» **DIRECTIONS**: Your task is to copy each line of the records that includes the string "this".

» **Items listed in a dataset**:
────

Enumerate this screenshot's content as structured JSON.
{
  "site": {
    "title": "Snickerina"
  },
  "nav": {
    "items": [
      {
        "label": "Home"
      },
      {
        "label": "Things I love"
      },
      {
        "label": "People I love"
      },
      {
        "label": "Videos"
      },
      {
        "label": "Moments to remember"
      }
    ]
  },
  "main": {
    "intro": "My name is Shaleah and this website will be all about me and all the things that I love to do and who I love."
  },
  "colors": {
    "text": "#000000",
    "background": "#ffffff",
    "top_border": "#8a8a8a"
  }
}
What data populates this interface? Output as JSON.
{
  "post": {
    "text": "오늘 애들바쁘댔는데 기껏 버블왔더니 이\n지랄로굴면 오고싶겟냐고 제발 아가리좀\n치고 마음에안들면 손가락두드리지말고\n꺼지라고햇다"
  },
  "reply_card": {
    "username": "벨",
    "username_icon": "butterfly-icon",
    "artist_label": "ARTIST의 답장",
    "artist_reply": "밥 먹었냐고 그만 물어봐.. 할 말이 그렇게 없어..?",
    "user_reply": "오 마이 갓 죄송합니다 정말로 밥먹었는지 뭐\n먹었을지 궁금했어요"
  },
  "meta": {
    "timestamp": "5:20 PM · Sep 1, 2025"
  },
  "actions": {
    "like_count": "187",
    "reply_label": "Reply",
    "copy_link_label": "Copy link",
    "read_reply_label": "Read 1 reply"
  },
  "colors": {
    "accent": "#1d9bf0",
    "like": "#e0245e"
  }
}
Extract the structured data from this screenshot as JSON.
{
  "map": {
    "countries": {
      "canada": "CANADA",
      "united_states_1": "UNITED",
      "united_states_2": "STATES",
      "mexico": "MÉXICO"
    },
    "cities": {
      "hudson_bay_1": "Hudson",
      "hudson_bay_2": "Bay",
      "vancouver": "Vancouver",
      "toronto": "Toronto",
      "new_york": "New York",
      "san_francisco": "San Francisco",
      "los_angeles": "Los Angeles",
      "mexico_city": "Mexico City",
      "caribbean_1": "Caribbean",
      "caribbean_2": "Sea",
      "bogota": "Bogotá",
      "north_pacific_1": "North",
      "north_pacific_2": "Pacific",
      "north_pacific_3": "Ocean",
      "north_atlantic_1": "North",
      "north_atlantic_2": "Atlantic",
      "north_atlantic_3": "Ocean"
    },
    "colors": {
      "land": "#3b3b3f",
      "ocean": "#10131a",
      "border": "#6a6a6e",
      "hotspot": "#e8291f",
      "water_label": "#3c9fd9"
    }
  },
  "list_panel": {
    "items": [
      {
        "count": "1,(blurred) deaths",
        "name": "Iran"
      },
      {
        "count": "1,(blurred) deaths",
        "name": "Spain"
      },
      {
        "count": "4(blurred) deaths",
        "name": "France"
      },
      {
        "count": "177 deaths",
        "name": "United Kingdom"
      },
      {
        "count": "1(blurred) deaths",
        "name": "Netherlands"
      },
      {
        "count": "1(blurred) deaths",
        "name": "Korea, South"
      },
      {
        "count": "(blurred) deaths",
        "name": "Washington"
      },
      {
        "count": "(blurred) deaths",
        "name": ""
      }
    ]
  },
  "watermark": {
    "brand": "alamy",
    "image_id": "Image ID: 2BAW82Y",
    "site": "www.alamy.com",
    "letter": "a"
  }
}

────

» **YOUR SOLUTION**:
Enumerate this screenshot's content as structured JSON.
    "intro": "My name is Shaleah and this website will be all about me and all the things that I love to do and who I love."
What data populates this interface? Output as JSON.
Extract the structured data from this screenshot as JSON.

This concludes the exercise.